→ **WHAT YOU HAVE TO DO**:
A word-for-word copy of the listing is required, and it must contain no pictures.

→ **RECORDED INFORMATION**:
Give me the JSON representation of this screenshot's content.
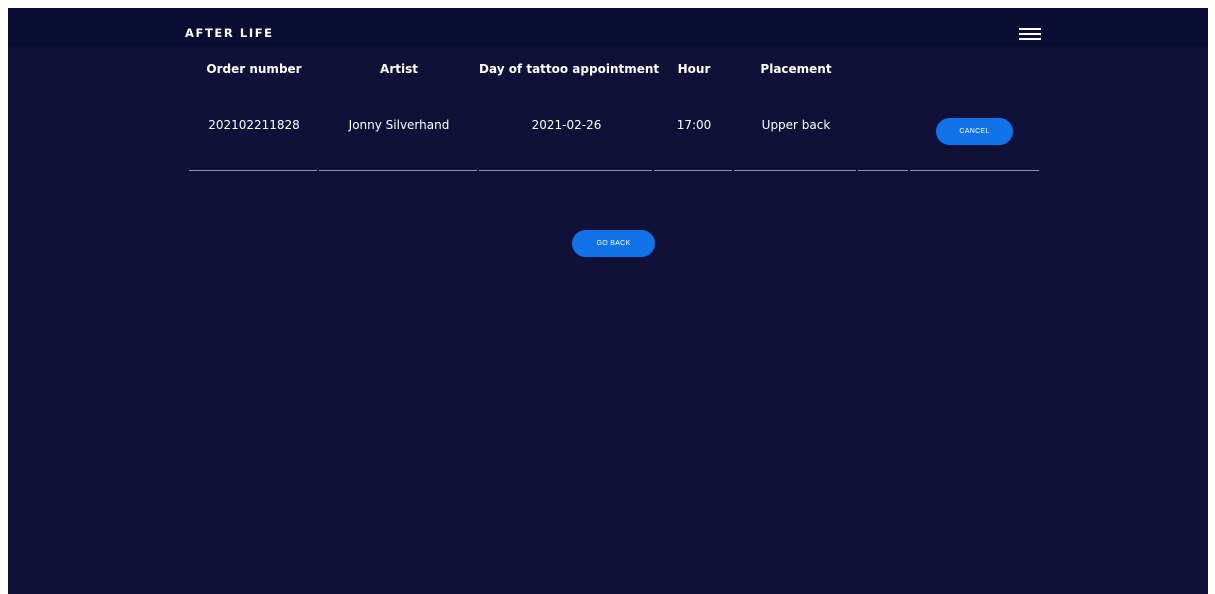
{
  "header": {
    "brand": "AFTER LIFE",
    "menu_icon": "hamburger-menu-icon"
  },
  "table": {
    "columns": [
      "Order number",
      "Artist",
      "Day of tattoo appointment",
      "Hour",
      "Placement",
      ""
    ],
    "rows": [
      {
        "order_number": "202102211828",
        "artist": "Jonny Silverhand",
        "date": "2021-02-26",
        "hour": "17:00",
        "placement": "Upper back",
        "action_label": "CANCEL"
      }
    ]
  },
  "actions": {
    "go_back_label": "GO BACK"
  },
  "colors": {
    "background": "#0f1139",
    "navbar": "#0a0d33",
    "accent": "#1273e8",
    "text": "#ffffff",
    "divider": "#8e90a8"
  }
}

→ **TASK RESULT**:
Give me the JSON representation of this screenshot's content.
{
  "header": {
    "brand": "AFTER LIFE",
    "menu_icon": "hamburger-menu-icon"
  },
  "table": {
    "columns": [
      "Order number",
      "Artist",
      "Day of tattoo appointment",
      "Hour",
      "Placement",
      ""
    ],
    "rows": [
      {
        "order_number": "202102211828",
        "artist": "Jonny Silverhand",
        "date": "2021-02-26",
        "hour": "17:00",
        "placement": "Upper back",
        "action_label": "CANCEL"
      }
    ]
  },
  "actions": {
    "go_back_label": "GO BACK"
  },
  "colors": {
    "background": "#0f1139",
    "navbar": "#0a0d33",
    "accent": "#1273e8",
    "text": "#ffffff",
    "divider": "#8e90a8"
  }
}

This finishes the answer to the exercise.